WHAT YOU HAVE TO DO
Within these entries, which lines include the string "author"? Copy each one.

SOURCE MATERIAL
○ ○ ○

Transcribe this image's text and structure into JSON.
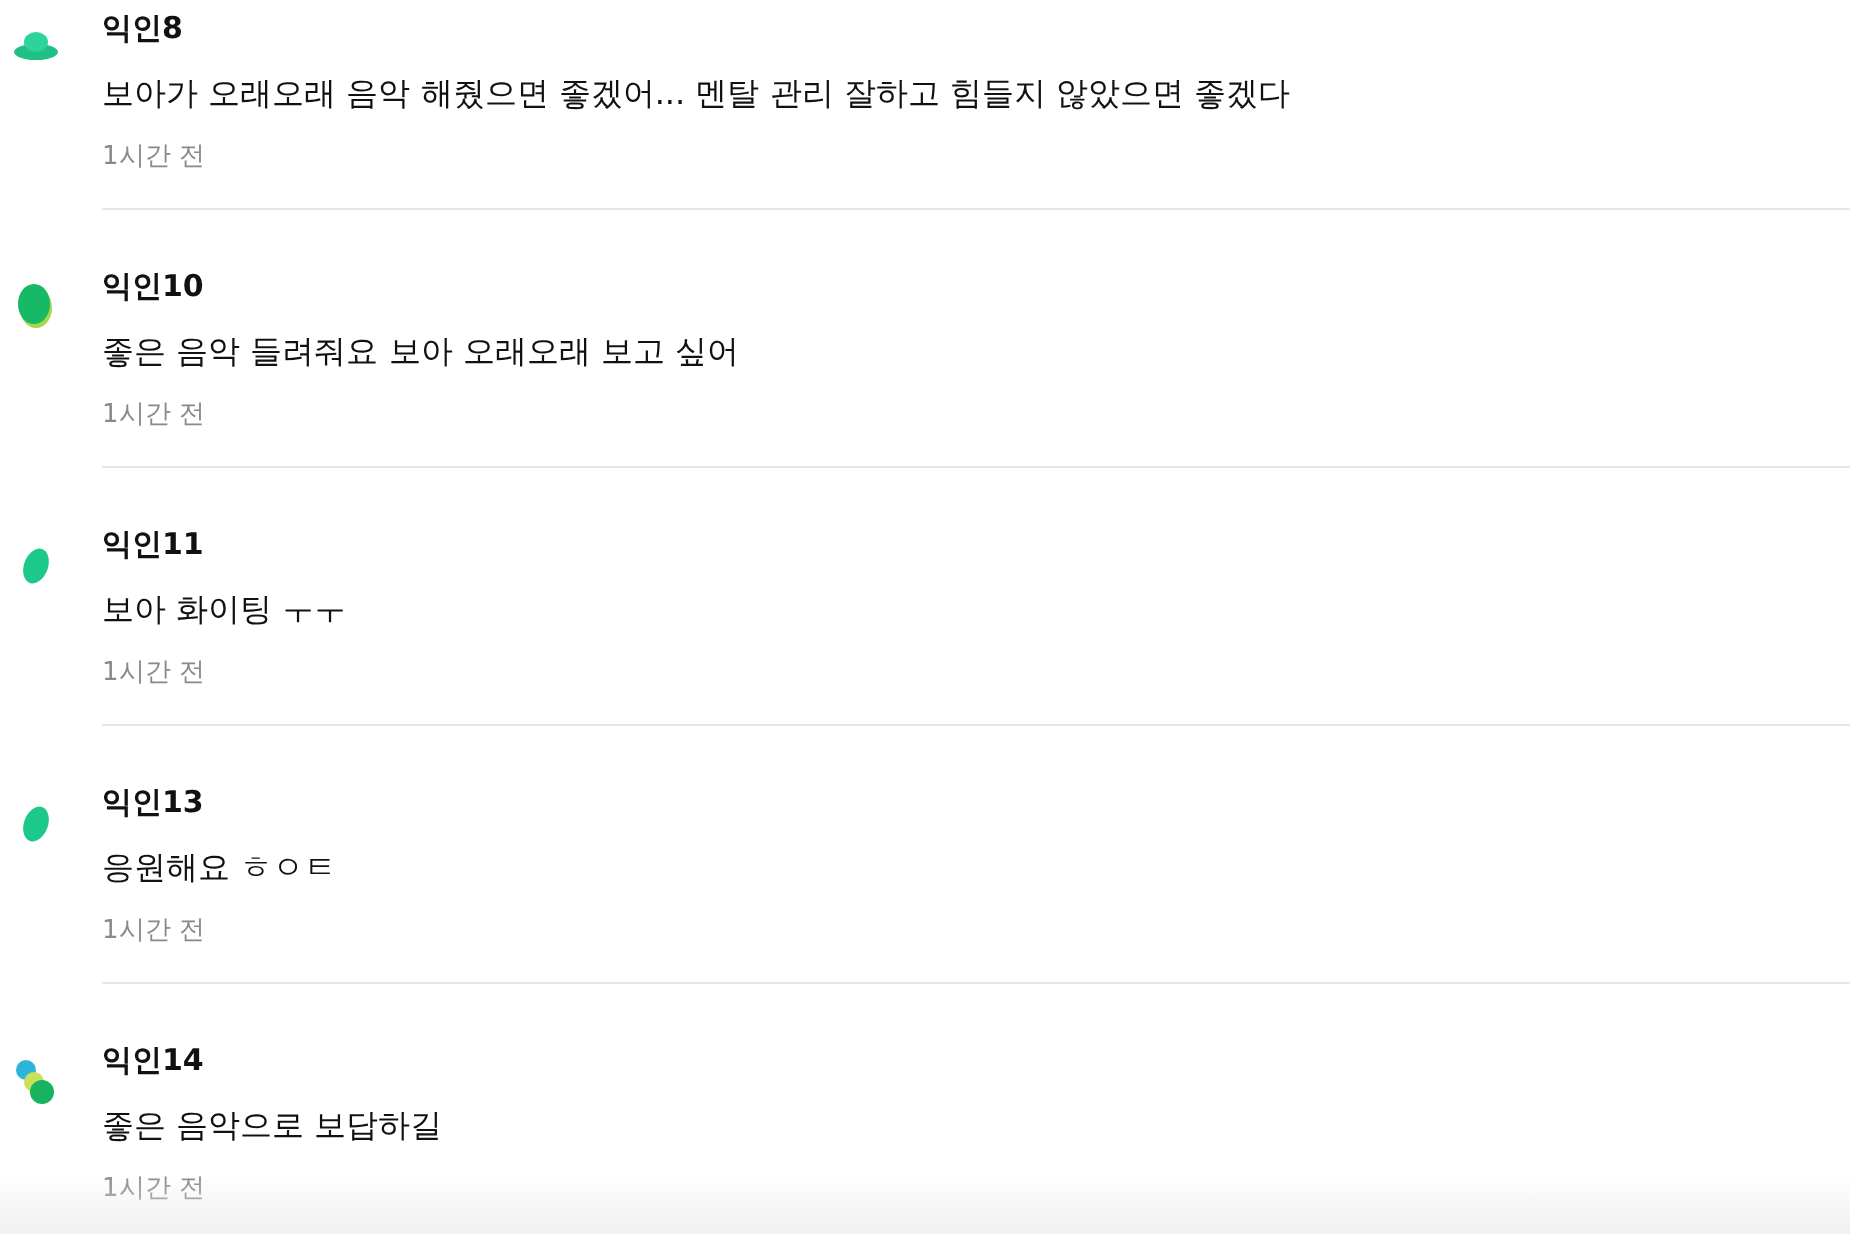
{
  "comments": [
    {
      "author": "익인8",
      "text": "보아가 오래오래 음악 해줬으면 좋겠어... 멘탈 관리 잘하고 힘들지 않았으면 좋겠다",
      "time": "1시간 전",
      "avatar": {
        "kind": "hat"
      }
    },
    {
      "author": "익인10",
      "text": "좋은 음악 들려줘요 보아 오래오래 보고 싶어",
      "time": "1시간 전",
      "avatar": {
        "kind": "disc"
      }
    },
    {
      "author": "익인11",
      "text": "보아 화이팅 ㅜㅜ",
      "time": "1시간 전",
      "avatar": {
        "kind": "leaf"
      }
    },
    {
      "author": "익인13",
      "text": "응원해요 ㅎㅇㅌ",
      "time": "1시간 전",
      "avatar": {
        "kind": "leaf"
      }
    },
    {
      "author": "익인14",
      "text": "좋은 음악으로 보답하길",
      "time": "1시간 전",
      "avatar": {
        "kind": "dots"
      }
    }
  ]
}
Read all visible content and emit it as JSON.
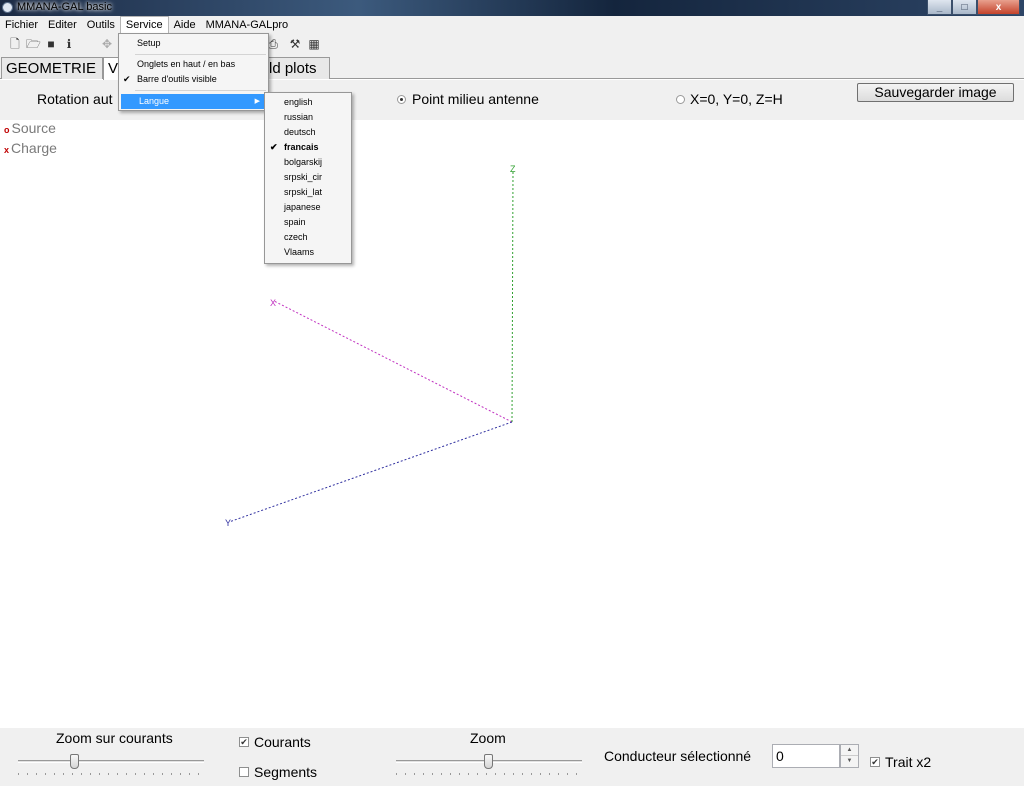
{
  "window": {
    "title": "MMANA-GAL basic",
    "minimize": "_",
    "restore": "□",
    "close": "x"
  },
  "menubar": [
    "Fichier",
    "Editer",
    "Outils",
    "Service",
    "Aide",
    "MMANA-GALpro"
  ],
  "toolbar_icons": [
    "new-file-icon",
    "open-folder-icon",
    "save-icon",
    "info-icon",
    "move-icon",
    "print-icon",
    "tools-icon",
    "calculator-icon"
  ],
  "tabs": {
    "geometrie": "GEOMETRIE",
    "view": "V",
    "field_plots": "ld plots"
  },
  "controls": {
    "rotation_label": "Rotation aut",
    "option_midpoint": "Point milieu antenne",
    "option_origin": "X=0, Y=0, Z=H",
    "save_image": "Sauvegarder image"
  },
  "legend": {
    "source_mark": "o",
    "source": "Source",
    "charge_mark": "x",
    "charge": "Charge"
  },
  "axes": {
    "x": "X",
    "y": "Y",
    "z": "Z"
  },
  "colors": {
    "x_axis": "#c030c0",
    "y_axis": "#3030a0",
    "z_axis": "#30a030",
    "menu_highlight": "#3399ff"
  },
  "bottom": {
    "zoom_currents": "Zoom sur courants",
    "zoom_currents_level": 0.3,
    "courants": "Courants",
    "courants_checked": true,
    "segments": "Segments",
    "segments_checked": false,
    "zoom": "Zoom",
    "zoom_level": 0.5,
    "selected_conductor_label": "Conducteur sélectionné",
    "selected_conductor_value": "0",
    "trait_x2": "Trait x2",
    "trait_x2_checked": true
  },
  "service_menu": {
    "setup": "Setup",
    "tabs_position": "Onglets en haut / en bas",
    "toolbar_visible": "Barre d'outils visible",
    "langue": "Langue"
  },
  "language_menu": {
    "items": [
      "english",
      "russian",
      "deutsch",
      "francais",
      "bolgarskij",
      "srpski_cir",
      "srpski_lat",
      "japanese",
      "spain",
      "czech",
      "Vlaams"
    ],
    "selected": "francais"
  }
}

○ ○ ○

WRITTEN ANSWER
      "author": "익인8",
      "author": "익인10",
      "author": "익인11",
      "author": "익인13",
      "author": "익인14",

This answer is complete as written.